Further, it is able to provide important insight about the local market. Finally, it also tends to yield a far more intuitive approach than relying on complex mathematical formulas that are difficult to adjust, as the reasons for the pricing recommendations are easily understood. For example, consider a unit type that is only 55% utilized, but which is priced competitively, has a very high closing rate, and is more highly utilized than a month ago – lowering the rate on this unit type simply because the utilization rate is low may lead to less, not more, revenue; unless, the lowered rate will stimulate sufficient incremental inquiries and move-ins beyond what would have otherwise occurred. Without a systematic way to think about such issues, an operator’s intuition on whether to raise, lower, or keep the current price, is more likely to be wrong.
Beyond adjusting starting rates, we have also found that many self storage customers are more “service sensitive” than “price sensitive” when renting self storage units. Interestingly, their lack of experience with, and knowledge about self-storage makes it difficult to capitalize on this until these customers arrive at the store. For example, visually seeing the need to move a sofa through three hallways with a few turns, rather than having a straight route, may well be the information that a customer needs to decide that it is worth spending $10 more per month for a unit that is more easily accessed. Providing customers with a range of options, in which more conveniently located and available units are priced slightly higher than the available unit that has the lowest price and is the least convenient, has proven to be a very effective way of increasing revenues.
Some self-storage companies have implemented such programs using static unit assignments – that is, specific units have been associated with premium prices. A more successful approach, however, allows for dynamically pricing units and changing the prices of units relative to those that are available. Successfully implementing such a program, including ensuring that store managers appropriately and effectively communicate the choices available to a customer, typically requires changes in both store-level business processes as well as in IT systems. But when done right, revenue increases of 4 – 7 percent appear attainable from this initiative alone; such revenue increases are sufficiently large as to have led some operators to make the required investments and they are benefiting handsomely.
Warren is President of Veritec Solutions, a pricing and revenue management consultancy. He began his career 20 years ago with American Airlines.

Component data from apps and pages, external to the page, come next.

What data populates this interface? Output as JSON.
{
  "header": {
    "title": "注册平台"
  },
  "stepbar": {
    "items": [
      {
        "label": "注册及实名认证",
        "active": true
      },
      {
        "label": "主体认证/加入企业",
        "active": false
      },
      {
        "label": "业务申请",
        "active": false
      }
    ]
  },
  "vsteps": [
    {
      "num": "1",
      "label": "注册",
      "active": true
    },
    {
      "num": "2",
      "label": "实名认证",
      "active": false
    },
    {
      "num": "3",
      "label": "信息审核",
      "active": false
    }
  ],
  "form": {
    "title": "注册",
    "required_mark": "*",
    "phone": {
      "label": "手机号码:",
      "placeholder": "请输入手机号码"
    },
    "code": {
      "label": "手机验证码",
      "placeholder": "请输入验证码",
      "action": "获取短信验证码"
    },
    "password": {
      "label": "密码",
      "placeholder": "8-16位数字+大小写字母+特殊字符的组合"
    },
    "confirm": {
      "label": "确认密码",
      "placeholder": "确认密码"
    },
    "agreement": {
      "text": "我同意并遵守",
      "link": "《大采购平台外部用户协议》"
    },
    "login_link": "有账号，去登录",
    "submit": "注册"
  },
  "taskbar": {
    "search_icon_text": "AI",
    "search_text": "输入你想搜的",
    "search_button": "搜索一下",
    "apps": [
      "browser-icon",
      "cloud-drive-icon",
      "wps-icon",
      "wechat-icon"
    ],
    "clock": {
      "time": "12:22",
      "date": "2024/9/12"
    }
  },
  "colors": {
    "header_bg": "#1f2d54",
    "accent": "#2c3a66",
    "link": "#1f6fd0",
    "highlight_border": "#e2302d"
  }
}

Warren is an internationally recognised revenue management and pricing expert, especially in business environments where revenue management techniques have not been traditionally applied. For more information visit: www.VeritecSolutions.com